  • Presumptively placing patients in the highest therapy reimbursement level, rather than relying on individualized evaluations to determine the level of care most suitable for each patient’s clinical needs;
  • Boosting the amount of reported therapy during “assessment reference periods,” thereby causing and enabling SNFs to bill for the care of their Medicare patients at the highest therapy reimbursement level, while providing materially less therapy to those same patients outside the assessment reference periods, when the SNFs were not required to report to Medicare the amount of therapy RehabCare was providing to their patients (a practice known as “ramping”);
  • Scheduling and reporting the provision of therapy to patients even after the patients’ treating therapists had recommended that they be discharged from therapy;
  • Arbitrarily shifting the number of minutes of planned therapy among different therapy disciplines (i.e., physical, occupational and speech therapy) to ensure targeted therapy reimbursement levels were achieved, regardless of the clinical need for the therapy;
  • Providing significantly higher amounts of therapy at the very end of a therapy measurement period not due to medical necessity but rather to reach the minimum time threshold for the highest therapy reimbursement level, to enable SNFs to bill for the care of their Medicare patients accordingly, even though the patients were receiving materially less therapy on preceding days;
  • Inflating initial reimbursement levels by reporting time spent on initial evaluations as therapy time rather than evaluation time;
  • Reporting that skilled therapy had been provided to patients when in fact the patients were asleep or otherwise unable to undergo or benefit from skilled therapy (e.g., when a patient had been transitioned to palliative end-of-life care); and
  • Reporting estimated or rounded minutes instead of reporting the actual minutes of therapy provided.
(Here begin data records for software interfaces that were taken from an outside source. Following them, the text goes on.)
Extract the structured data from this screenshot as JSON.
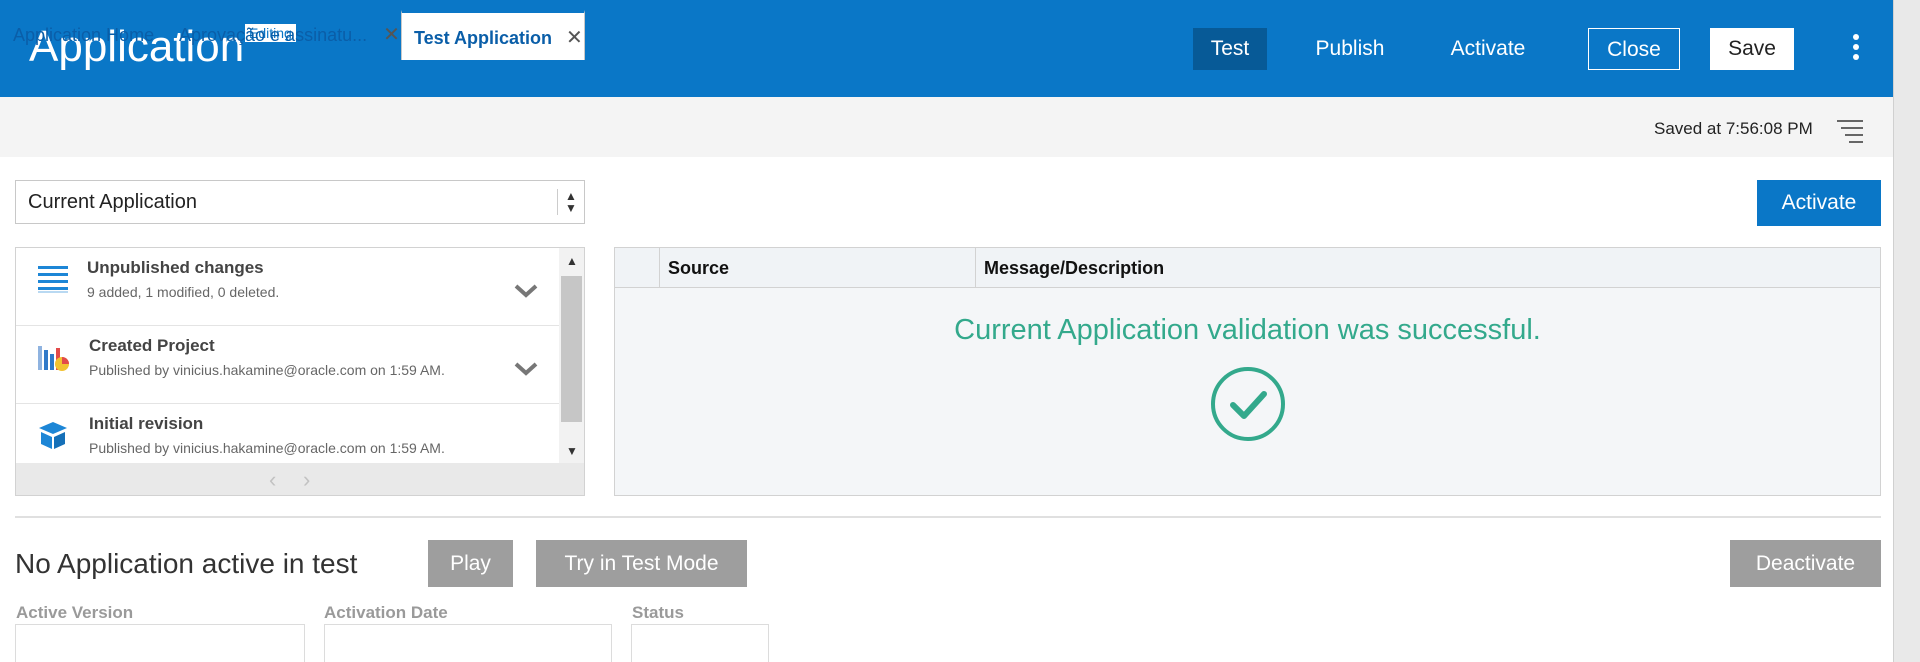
{
  "header": {
    "title": "Application",
    "badge": "Editing",
    "buttons": {
      "test": "Test",
      "publish": "Publish",
      "activate": "Activate",
      "close": "Close",
      "save": "Save"
    },
    "color": "#0a77c7"
  },
  "tabs": {
    "home": "Application Home",
    "approval": "Aprovação e assinatu...",
    "active": "Test Application",
    "close_glyph": "✕"
  },
  "saved_status": "Saved at 7:56:08 PM",
  "selector": {
    "value": "Current Application"
  },
  "activate_button": "Activate",
  "revisions": [
    {
      "title": "Unpublished changes",
      "subtitle": "9 added, 1 modified, 0 deleted.",
      "icon": "list-icon"
    },
    {
      "title": "Created Project",
      "subtitle": "Published by vinicius.hakamine@oracle.com on 1:59 AM.",
      "icon": "chart-project-icon"
    },
    {
      "title": "Initial revision",
      "subtitle": "Published by vinicius.hakamine@oracle.com on 1:59 AM.",
      "icon": "box-icon"
    }
  ],
  "validation": {
    "columns": [
      "",
      "Source",
      "Message/Description"
    ],
    "message": "Current Application validation was successful.",
    "success_color": "#33a98c"
  },
  "test_status": {
    "heading": "No Application active in test",
    "play": "Play",
    "try_test_mode": "Try in Test Mode",
    "deactivate": "Deactivate"
  },
  "fields": {
    "active_version": "Active Version",
    "activation_date": "Activation Date",
    "status": "Status"
  }
}
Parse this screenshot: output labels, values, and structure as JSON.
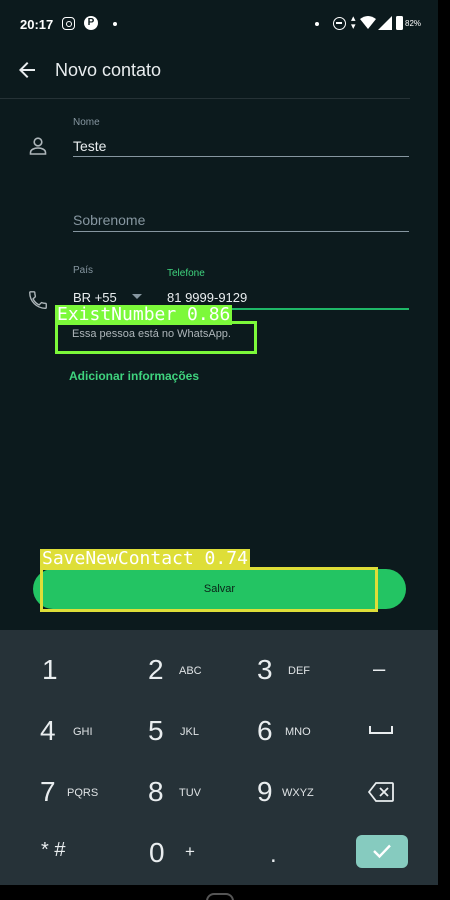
{
  "status_bar": {
    "time": "20:17",
    "pinterest_glyph": "P",
    "battery_percent": "82%",
    "icons": [
      "instagram-icon",
      "pinterest-icon",
      "dnd-icon",
      "data-arrows-icon",
      "wifi-icon",
      "signal-icon",
      "battery-icon"
    ]
  },
  "app_bar": {
    "title": "Novo contato",
    "back_icon": "arrow-left-icon"
  },
  "form": {
    "first_name": {
      "label": "Nome",
      "value": "Teste"
    },
    "last_name": {
      "placeholder": "Sobrenome"
    },
    "country": {
      "label": "País",
      "value": "BR +55"
    },
    "phone": {
      "label": "Telefone",
      "value": "81 9999-9129"
    },
    "whatsapp_note": "Essa pessoa está no WhatsApp.",
    "add_info_label": "Adicionar informações"
  },
  "detections": [
    {
      "label": "ExistNumber 0.86",
      "color": "#7cf93a"
    },
    {
      "label": "SaveNewContact 0.74",
      "color": "#dede38"
    }
  ],
  "save_button": {
    "label": "Salvar"
  },
  "keypad": {
    "keys": [
      {
        "digit": "1",
        "letters": ""
      },
      {
        "digit": "2",
        "letters": "ABC"
      },
      {
        "digit": "3",
        "letters": "DEF"
      },
      {
        "digit": "4",
        "letters": "GHI"
      },
      {
        "digit": "5",
        "letters": "JKL"
      },
      {
        "digit": "6",
        "letters": "MNO"
      },
      {
        "digit": "7",
        "letters": "PQRS"
      },
      {
        "digit": "8",
        "letters": "TUV"
      },
      {
        "digit": "9",
        "letters": "WXYZ"
      },
      {
        "digit": "0",
        "letters": "+"
      }
    ],
    "minus_key": "–",
    "star_hash_key": "* #",
    "dot_key": ".",
    "icons": [
      "space-icon",
      "backspace-icon",
      "checkmark-icon"
    ]
  },
  "colors": {
    "accent": "#23c463",
    "background": "#0c1a1d",
    "keypad_background": "#263238"
  }
}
If you have knowledge of improper productivity goals mandated to clinical employees or therapy or SNF fraud, contact Frohsin Barger & Walthall.

To read the full academic study highlighting the problematic influence of productivity standards for clinicians, click here.

To read HHS-OIG’s report on SNF fraud, click here.

To read the full Department of Justice press release related to the RehabCare settlement, click here.